──────── SUPPLIED MATERIAL ────────

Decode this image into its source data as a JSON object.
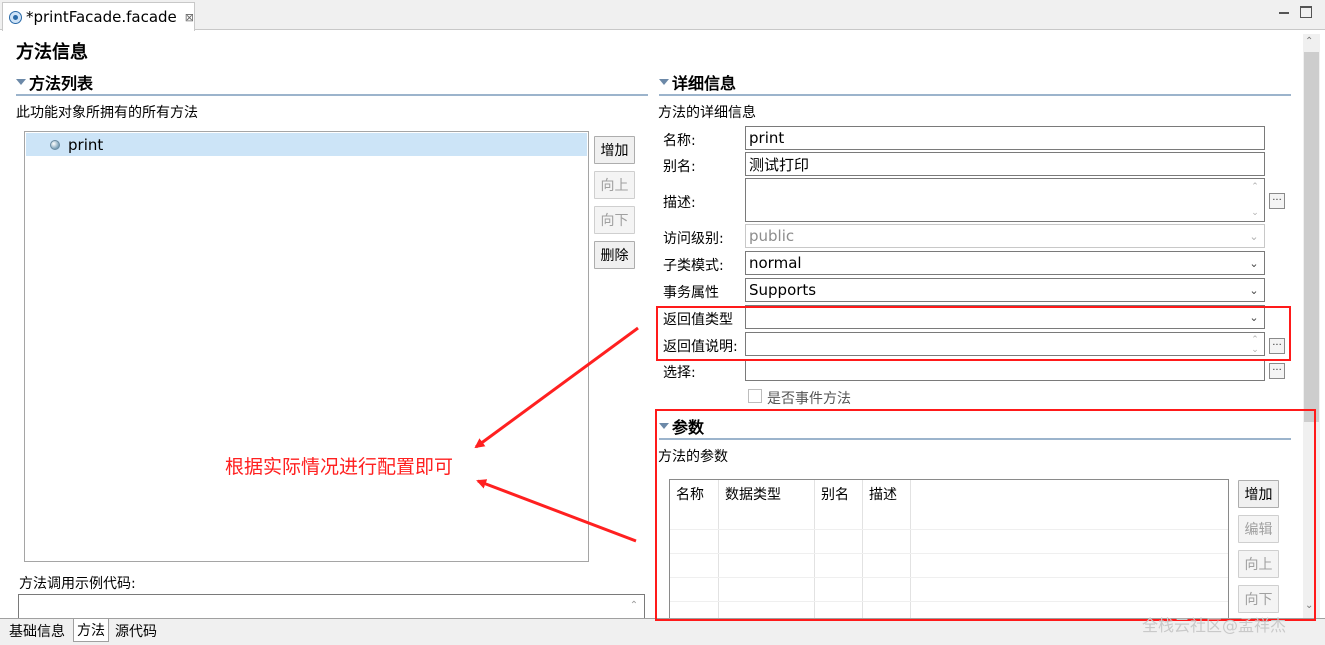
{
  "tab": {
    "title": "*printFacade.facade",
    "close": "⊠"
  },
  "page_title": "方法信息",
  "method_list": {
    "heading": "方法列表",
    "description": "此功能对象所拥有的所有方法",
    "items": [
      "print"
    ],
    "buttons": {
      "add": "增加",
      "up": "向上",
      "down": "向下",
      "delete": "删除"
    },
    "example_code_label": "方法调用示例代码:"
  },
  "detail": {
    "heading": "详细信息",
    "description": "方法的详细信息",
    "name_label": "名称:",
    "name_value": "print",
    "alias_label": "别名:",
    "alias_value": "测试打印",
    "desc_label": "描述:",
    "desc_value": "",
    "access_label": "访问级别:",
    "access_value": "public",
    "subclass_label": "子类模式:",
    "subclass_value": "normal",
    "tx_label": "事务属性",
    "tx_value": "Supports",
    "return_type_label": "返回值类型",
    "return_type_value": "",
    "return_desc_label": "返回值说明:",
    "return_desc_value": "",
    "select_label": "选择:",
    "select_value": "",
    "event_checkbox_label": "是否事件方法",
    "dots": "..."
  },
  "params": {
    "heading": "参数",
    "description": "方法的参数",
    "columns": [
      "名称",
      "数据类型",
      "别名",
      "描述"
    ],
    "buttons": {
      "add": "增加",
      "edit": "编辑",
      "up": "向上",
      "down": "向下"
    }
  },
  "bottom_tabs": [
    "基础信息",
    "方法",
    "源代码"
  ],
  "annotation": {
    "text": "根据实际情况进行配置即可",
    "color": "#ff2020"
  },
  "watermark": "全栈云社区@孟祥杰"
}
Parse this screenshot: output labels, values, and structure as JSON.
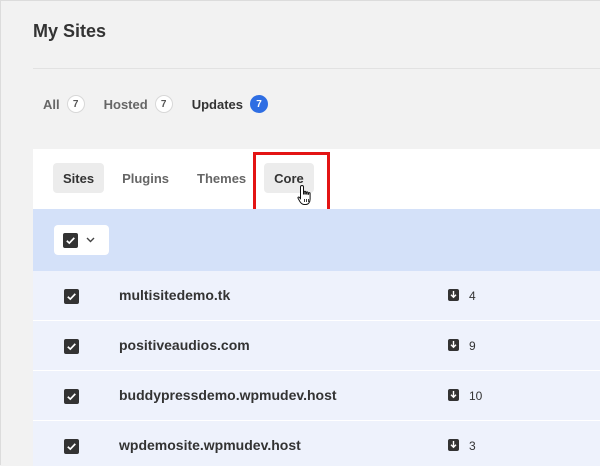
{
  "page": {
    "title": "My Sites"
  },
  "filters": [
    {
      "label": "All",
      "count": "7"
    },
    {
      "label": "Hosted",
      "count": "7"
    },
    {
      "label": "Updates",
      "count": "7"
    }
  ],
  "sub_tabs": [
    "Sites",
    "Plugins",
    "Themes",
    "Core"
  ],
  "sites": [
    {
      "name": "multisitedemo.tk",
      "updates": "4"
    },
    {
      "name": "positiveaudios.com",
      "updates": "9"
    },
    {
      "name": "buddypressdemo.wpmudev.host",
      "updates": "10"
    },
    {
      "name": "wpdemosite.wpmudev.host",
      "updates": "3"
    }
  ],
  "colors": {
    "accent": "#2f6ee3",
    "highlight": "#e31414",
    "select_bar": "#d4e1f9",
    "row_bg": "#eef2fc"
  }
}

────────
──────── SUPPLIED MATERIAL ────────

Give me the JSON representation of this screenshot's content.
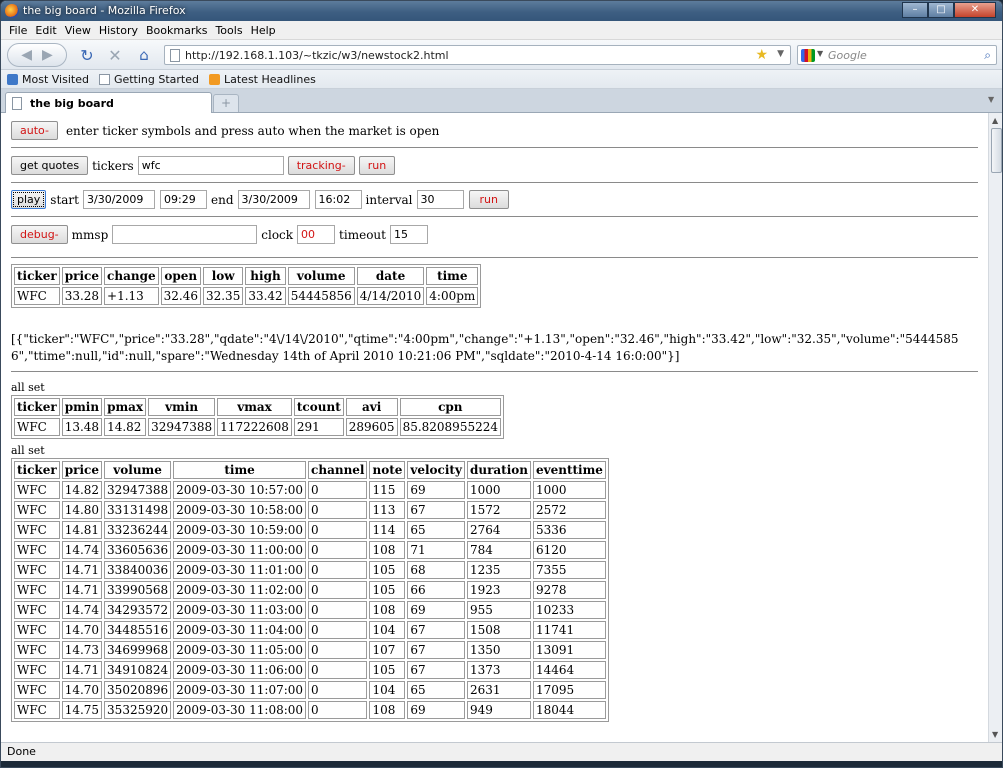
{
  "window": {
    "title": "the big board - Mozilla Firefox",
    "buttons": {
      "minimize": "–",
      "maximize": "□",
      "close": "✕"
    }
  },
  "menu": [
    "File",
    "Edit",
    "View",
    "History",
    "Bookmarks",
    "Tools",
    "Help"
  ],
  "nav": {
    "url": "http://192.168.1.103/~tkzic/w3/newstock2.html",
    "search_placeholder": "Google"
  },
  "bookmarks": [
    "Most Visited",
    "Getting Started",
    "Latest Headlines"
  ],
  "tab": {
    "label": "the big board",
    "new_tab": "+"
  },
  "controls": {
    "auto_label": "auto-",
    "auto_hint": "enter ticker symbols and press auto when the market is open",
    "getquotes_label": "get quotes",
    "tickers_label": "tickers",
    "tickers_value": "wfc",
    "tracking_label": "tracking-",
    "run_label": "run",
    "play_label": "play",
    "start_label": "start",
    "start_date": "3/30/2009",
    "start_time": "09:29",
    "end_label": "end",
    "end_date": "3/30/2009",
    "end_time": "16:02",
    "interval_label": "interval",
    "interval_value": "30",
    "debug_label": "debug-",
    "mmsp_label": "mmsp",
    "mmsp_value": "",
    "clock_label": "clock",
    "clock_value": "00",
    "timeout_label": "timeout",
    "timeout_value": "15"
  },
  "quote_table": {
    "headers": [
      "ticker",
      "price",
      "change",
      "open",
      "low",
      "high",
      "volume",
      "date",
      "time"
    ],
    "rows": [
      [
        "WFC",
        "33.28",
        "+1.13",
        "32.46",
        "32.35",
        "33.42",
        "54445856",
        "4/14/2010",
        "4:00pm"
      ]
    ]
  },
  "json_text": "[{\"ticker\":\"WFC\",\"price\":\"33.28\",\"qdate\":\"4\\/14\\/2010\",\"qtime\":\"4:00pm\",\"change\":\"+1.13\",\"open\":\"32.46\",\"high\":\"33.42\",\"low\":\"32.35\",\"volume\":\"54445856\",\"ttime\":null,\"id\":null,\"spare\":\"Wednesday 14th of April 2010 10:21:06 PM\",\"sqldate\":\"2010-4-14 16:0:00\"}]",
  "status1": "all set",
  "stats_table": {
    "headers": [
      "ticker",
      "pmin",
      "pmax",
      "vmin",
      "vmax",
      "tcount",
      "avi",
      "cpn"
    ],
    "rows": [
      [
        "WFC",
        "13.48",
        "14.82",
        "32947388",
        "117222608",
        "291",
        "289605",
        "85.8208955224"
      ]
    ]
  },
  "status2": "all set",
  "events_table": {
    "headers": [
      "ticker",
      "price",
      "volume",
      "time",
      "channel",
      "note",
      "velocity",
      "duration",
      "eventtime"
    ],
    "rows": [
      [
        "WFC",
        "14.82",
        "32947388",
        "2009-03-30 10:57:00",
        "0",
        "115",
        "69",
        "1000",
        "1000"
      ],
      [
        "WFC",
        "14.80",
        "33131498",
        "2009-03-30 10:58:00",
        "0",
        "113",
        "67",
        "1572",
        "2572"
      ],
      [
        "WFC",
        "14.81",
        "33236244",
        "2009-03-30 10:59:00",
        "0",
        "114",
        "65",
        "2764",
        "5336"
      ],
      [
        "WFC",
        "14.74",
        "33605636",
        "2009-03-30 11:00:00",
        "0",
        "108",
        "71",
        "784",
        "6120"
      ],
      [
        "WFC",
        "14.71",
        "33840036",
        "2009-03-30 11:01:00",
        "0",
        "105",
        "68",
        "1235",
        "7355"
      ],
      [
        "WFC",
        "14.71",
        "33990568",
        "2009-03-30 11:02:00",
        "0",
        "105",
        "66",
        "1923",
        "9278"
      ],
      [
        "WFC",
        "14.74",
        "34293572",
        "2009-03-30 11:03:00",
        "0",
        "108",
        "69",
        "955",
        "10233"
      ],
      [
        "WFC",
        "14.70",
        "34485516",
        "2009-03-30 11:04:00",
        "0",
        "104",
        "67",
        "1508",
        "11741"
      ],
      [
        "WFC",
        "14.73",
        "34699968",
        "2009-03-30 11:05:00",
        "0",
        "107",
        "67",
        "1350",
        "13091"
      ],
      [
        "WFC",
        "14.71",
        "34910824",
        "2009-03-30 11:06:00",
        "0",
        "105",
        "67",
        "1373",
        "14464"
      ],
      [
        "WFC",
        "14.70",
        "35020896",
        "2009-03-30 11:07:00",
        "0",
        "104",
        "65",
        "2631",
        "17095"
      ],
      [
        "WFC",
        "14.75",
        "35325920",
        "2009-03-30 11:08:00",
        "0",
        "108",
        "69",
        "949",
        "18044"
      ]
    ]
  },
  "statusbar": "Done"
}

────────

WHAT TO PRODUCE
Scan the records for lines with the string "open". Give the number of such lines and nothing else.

ANSWER BOX
3